Work to be completed:
Scan the records that follow, and whenever a line has the word "bool", copy it.

Top of Supplied material

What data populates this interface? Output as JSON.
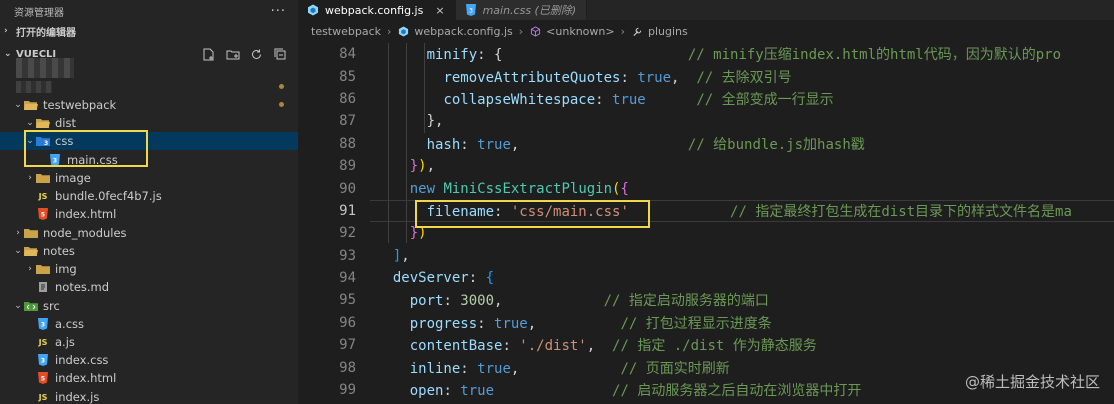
{
  "sidebar": {
    "title": "资源管理器",
    "more_icon": "ellipsis-icon",
    "open_editors_label": "打开的编辑器",
    "root_label": "VUECLI",
    "tools": [
      "new-file-icon",
      "new-folder-icon",
      "refresh-icon",
      "collapse-all-icon"
    ],
    "tree": [
      {
        "label": "testwebpack",
        "icon": "folder-open",
        "chev": "⌄"
      },
      {
        "label": "dist",
        "icon": "folder-open",
        "chev": "⌄"
      },
      {
        "label": "css",
        "icon": "folder-css",
        "chev": "⌄"
      },
      {
        "label": "main.css",
        "icon": "css-file",
        "chev": ""
      },
      {
        "label": "image",
        "icon": "folder-closed",
        "chev": "›"
      },
      {
        "label": "bundle.0fecf4b7.js",
        "icon": "js-file",
        "chev": ""
      },
      {
        "label": "index.html",
        "icon": "html-file",
        "chev": ""
      },
      {
        "label": "node_modules",
        "icon": "folder-closed",
        "chev": "›"
      },
      {
        "label": "notes",
        "icon": "folder-open",
        "chev": "⌄"
      },
      {
        "label": "img",
        "icon": "folder-closed",
        "chev": "›"
      },
      {
        "label": "notes.md",
        "icon": "md-file",
        "chev": ""
      },
      {
        "label": "src",
        "icon": "folder-src",
        "chev": "⌄"
      },
      {
        "label": "a.css",
        "icon": "css-file",
        "chev": ""
      },
      {
        "label": "a.js",
        "icon": "js-file",
        "chev": ""
      },
      {
        "label": "index.css",
        "icon": "css-file",
        "chev": ""
      },
      {
        "label": "index.html",
        "icon": "html-file",
        "chev": ""
      },
      {
        "label": "index.js",
        "icon": "js-file",
        "chev": ""
      }
    ]
  },
  "tabs": [
    {
      "label": "webpack.config.js",
      "icon": "webpack-icon",
      "active": true,
      "close": "×"
    },
    {
      "label": "main.css (已删除)",
      "icon": "css-file",
      "active": false
    }
  ],
  "breadcrumbs": [
    "testwebpack",
    "webpack.config.js",
    "<unknown>",
    "plugins"
  ],
  "code": [
    {
      "n": "84",
      "html": "      <span class=\"prop\">minify</span>: {                      <span class=\"cmt\">// minify压缩index.html的html代码，因为默认的pro</span>"
    },
    {
      "n": "85",
      "html": "        <span class=\"prop\">removeAttributeQuotes</span>: <span class=\"bool\">true</span>,  <span class=\"cmt\">// 去除双引号</span>"
    },
    {
      "n": "86",
      "html": "        <span class=\"prop\">collapseWhitespace</span>: <span class=\"bool\">true</span>      <span class=\"cmt\">// 全部变成一行显示</span>"
    },
    {
      "n": "87",
      "html": "      },"
    },
    {
      "n": "88",
      "html": "      <span class=\"prop\">hash</span>: <span class=\"bool\">true</span>,                    <span class=\"cmt\">// 给bundle.js加hash戳</span>"
    },
    {
      "n": "89",
      "html": "    <span class=\"b2\">}</span><span class=\"b1\">)</span>,"
    },
    {
      "n": "90",
      "html": "    <span class=\"kw\">new</span> <span class=\"cls\">MiniCssExtractPlugin</span><span class=\"b1\">(</span><span class=\"b2\">{</span>"
    },
    {
      "n": "91",
      "html": "      <span class=\"prop\">filename</span>: <span class=\"str\">'css/main.css'</span>            <span class=\"cmt\">// 指定最终打包生成在dist目录下的样式文件名是ma</span>",
      "current": true
    },
    {
      "n": "92",
      "html": "    <span class=\"b2\">}</span><span class=\"b1\">)</span>"
    },
    {
      "n": "93",
      "html": "  <span class=\"b3\">]</span>,"
    },
    {
      "n": "94",
      "html": "  <span class=\"prop\">devServer</span>: <span class=\"b3\">{</span>"
    },
    {
      "n": "95",
      "html": "    <span class=\"prop\">port</span>: <span class=\"num\">3000</span>,            <span class=\"cmt\">// 指定启动服务器的端口</span>"
    },
    {
      "n": "96",
      "html": "    <span class=\"prop\">progress</span>: <span class=\"bool\">true</span>,          <span class=\"cmt\">// 打包过程显示进度条</span>"
    },
    {
      "n": "97",
      "html": "    <span class=\"prop\">contentBase</span>: <span class=\"str\">'./dist'</span>,  <span class=\"cmt\">// 指定 ./dist 作为静态服务</span>"
    },
    {
      "n": "98",
      "html": "    <span class=\"prop\">inline</span>: <span class=\"bool\">true</span>,            <span class=\"cmt\">// 页面实时刷新</span>"
    },
    {
      "n": "99",
      "html": "    <span class=\"prop\">open</span>: <span class=\"bool\">true</span>              <span class=\"cmt\">// 启动服务器之后自动在浏览器中打开</span>"
    }
  ],
  "watermark": "@稀土掘金技术社区",
  "colors": {
    "selection": "#04395e",
    "highlight_box": "#f0d84a",
    "folder": "#d9a74a"
  }
}
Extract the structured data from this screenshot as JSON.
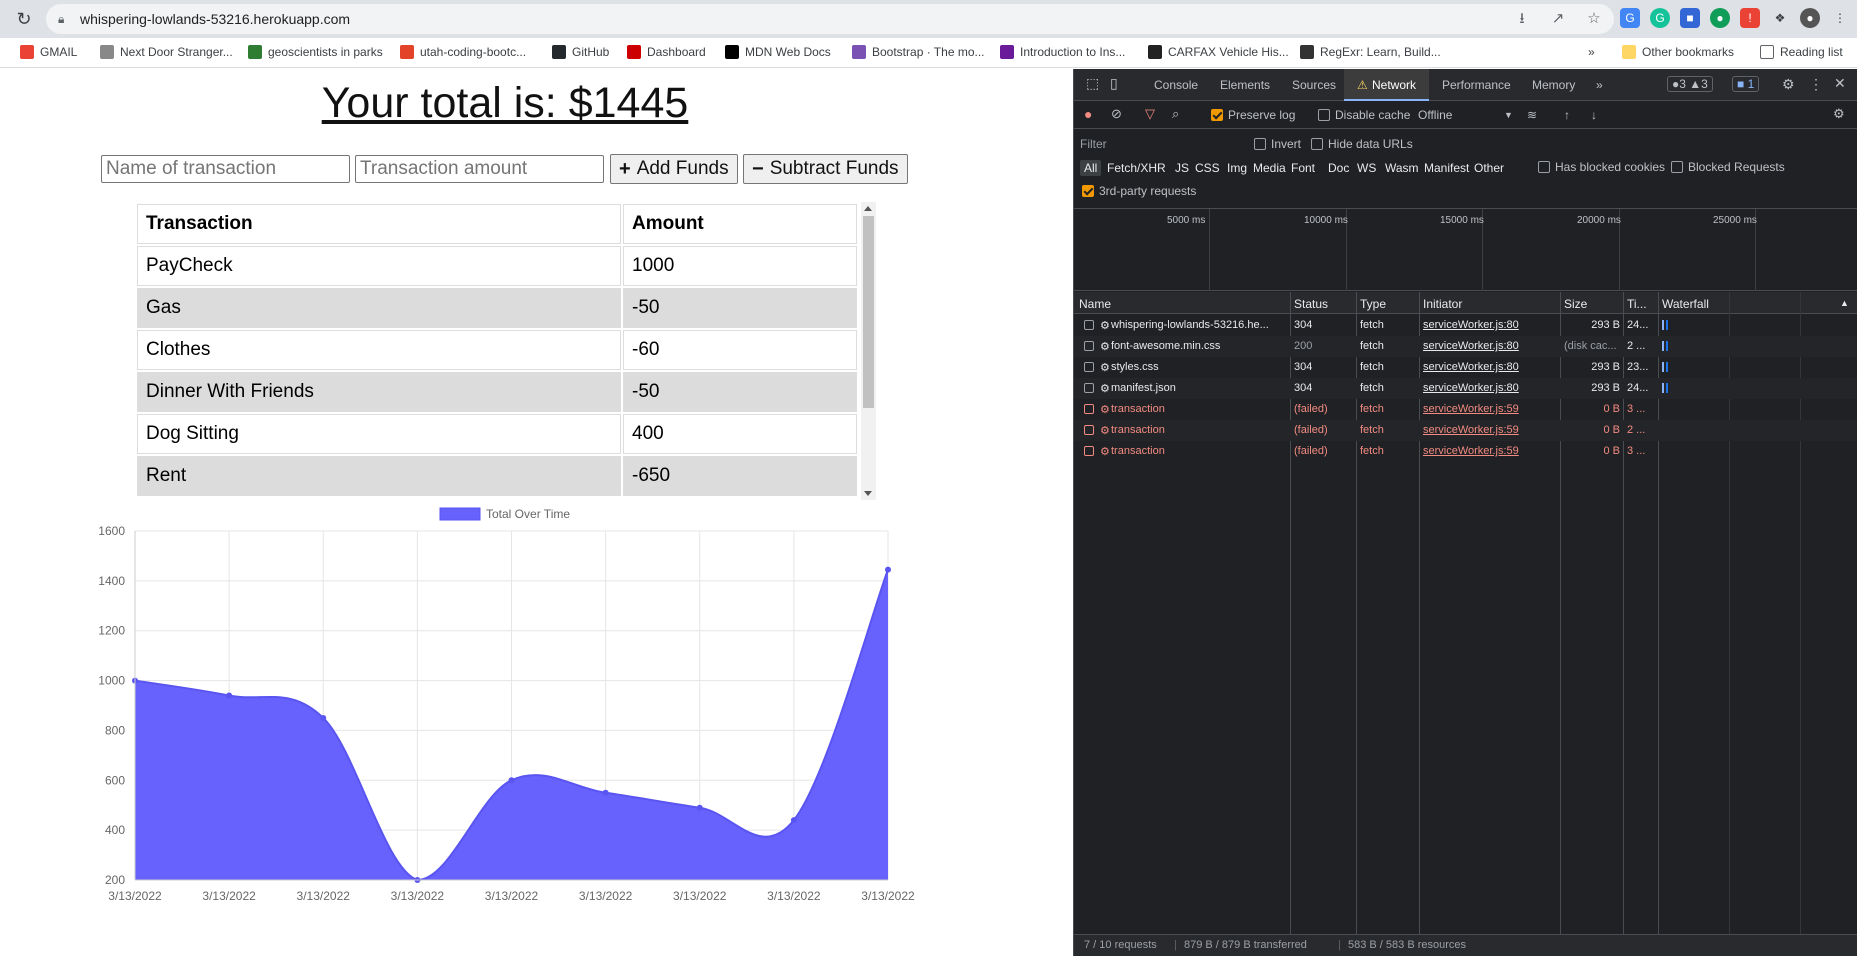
{
  "browser": {
    "url": "whispering-lowlands-53216.herokuapp.com",
    "bookmarks": [
      {
        "label": "GMAIL",
        "color": "#ea4335"
      },
      {
        "label": "Next Door Stranger...",
        "color": "#888888"
      },
      {
        "label": "geoscientists in parks",
        "color": "#2e7d32"
      },
      {
        "label": "utah-coding-bootc...",
        "color": "#e24329"
      },
      {
        "label": "GitHub",
        "color": "#24292e"
      },
      {
        "label": "Dashboard",
        "color": "#cc0000"
      },
      {
        "label": "MDN Web Docs",
        "color": "#000000"
      },
      {
        "label": "Bootstrap · The mo...",
        "color": "#7952b3"
      },
      {
        "label": "Introduction to Ins...",
        "color": "#6a1b9a"
      },
      {
        "label": "CARFAX Vehicle His...",
        "color": "#222222"
      },
      {
        "label": "RegExr: Learn, Build...",
        "color": "#333333"
      }
    ],
    "other_bookmarks": "Other bookmarks",
    "reading_list": "Reading list"
  },
  "app": {
    "total_label": "Your total is: $1445",
    "name_placeholder": "Name of transaction",
    "amount_placeholder": "Transaction amount",
    "add_label": "Add Funds",
    "subtract_label": "Subtract Funds",
    "table_headers": [
      "Transaction",
      "Amount"
    ],
    "transactions": [
      {
        "name": "PayCheck",
        "amount": "1000"
      },
      {
        "name": "Gas",
        "amount": "-50"
      },
      {
        "name": "Clothes",
        "amount": "-60"
      },
      {
        "name": "Dinner With Friends",
        "amount": "-50"
      },
      {
        "name": "Dog Sitting",
        "amount": "400"
      },
      {
        "name": "Rent",
        "amount": "-650"
      }
    ]
  },
  "chart_data": {
    "type": "area",
    "legend": "Total Over Time",
    "legend_position": "top",
    "x": [
      "3/13/2022",
      "3/13/2022",
      "3/13/2022",
      "3/13/2022",
      "3/13/2022",
      "3/13/2022",
      "3/13/2022",
      "3/13/2022",
      "3/13/2022"
    ],
    "series": [
      {
        "name": "Total Over Time",
        "values": [
          1000,
          940,
          850,
          200,
          600,
          550,
          490,
          440,
          1445
        ]
      }
    ],
    "ylim": [
      200,
      1600
    ],
    "yticks": [
      200,
      400,
      600,
      800,
      1000,
      1200,
      1400,
      1600
    ],
    "grid": true,
    "color": "#6762fe"
  },
  "devtools": {
    "tabs": [
      "Console",
      "Elements",
      "Sources",
      "Network",
      "Performance",
      "Memory"
    ],
    "active_tab": "Network",
    "badges": {
      "issues": "3",
      "warnings": "3",
      "messages": "1"
    },
    "toolbar": {
      "preserve_log": "Preserve log",
      "disable_cache": "Disable cache",
      "throttle": "Offline"
    },
    "filter_placeholder": "Filter",
    "invert": "Invert",
    "hide_data_urls": "Hide data URLs",
    "types": [
      "All",
      "Fetch/XHR",
      "JS",
      "CSS",
      "Img",
      "Media",
      "Font",
      "Doc",
      "WS",
      "Wasm",
      "Manifest",
      "Other"
    ],
    "has_blocked_cookies": "Has blocked cookies",
    "blocked_requests": "Blocked Requests",
    "third_party": "3rd-party requests",
    "timeline_ticks": [
      "5000 ms",
      "10000 ms",
      "15000 ms",
      "20000 ms",
      "25000 ms"
    ],
    "columns": [
      "Name",
      "Status",
      "Type",
      "Initiator",
      "Size",
      "Ti...",
      "Waterfall"
    ],
    "requests": [
      {
        "name": "whispering-lowlands-53216.he...",
        "status": "304",
        "type": "fetch",
        "initiator": "serviceWorker.js:80",
        "size": "293 B",
        "time": "24...",
        "failed": false
      },
      {
        "name": "font-awesome.min.css",
        "status": "200",
        "type": "fetch",
        "initiator": "serviceWorker.js:80",
        "size": "(disk cac...",
        "time": "2 ...",
        "failed": false
      },
      {
        "name": "styles.css",
        "status": "304",
        "type": "fetch",
        "initiator": "serviceWorker.js:80",
        "size": "293 B",
        "time": "23...",
        "failed": false
      },
      {
        "name": "manifest.json",
        "status": "304",
        "type": "fetch",
        "initiator": "serviceWorker.js:80",
        "size": "293 B",
        "time": "24...",
        "failed": false
      },
      {
        "name": "transaction",
        "status": "(failed)",
        "type": "fetch",
        "initiator": "serviceWorker.js:59",
        "size": "0 B",
        "time": "3 ...",
        "failed": true
      },
      {
        "name": "transaction",
        "status": "(failed)",
        "type": "fetch",
        "initiator": "serviceWorker.js:59",
        "size": "0 B",
        "time": "2 ...",
        "failed": true
      },
      {
        "name": "transaction",
        "status": "(failed)",
        "type": "fetch",
        "initiator": "serviceWorker.js:59",
        "size": "0 B",
        "time": "3 ...",
        "failed": true
      }
    ],
    "footer": {
      "requests": "7 / 10 requests",
      "transferred": "879 B / 879 B transferred",
      "resources": "583 B / 583 B resources"
    }
  }
}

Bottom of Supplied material

Completed exercise:
      "html": "        <span class=\"prop\">removeAttributeQuotes</span>: <span class=\"bool\">true</span>,  <span class=\"cmt\">// 去除双引号</span>"
      "html": "        <span class=\"prop\">collapseWhitespace</span>: <span class=\"bool\">true</span>      <span class=\"cmt\">// 全部变成一行显示</span>"
      "html": "      <span class=\"prop\">hash</span>: <span class=\"bool\">true</span>,                    <span class=\"cmt\">// 给bundle.js加hash戳</span>"
      "html": "    <span class=\"prop\">progress</span>: <span class=\"bool\">true</span>,          <span class=\"cmt\">// 打包过程显示进度条</span>"
      "html": "    <span class=\"prop\">inline</span>: <span class=\"bool\">true</span>,            <span class=\"cmt\">// 页面实时刷新</span>"
      "html": "    <span class=\"prop\">open</span>: <span class=\"bool\">true</span>              <span class=\"cmt\">// 启动服务器之后自动在浏览器中打开</span>"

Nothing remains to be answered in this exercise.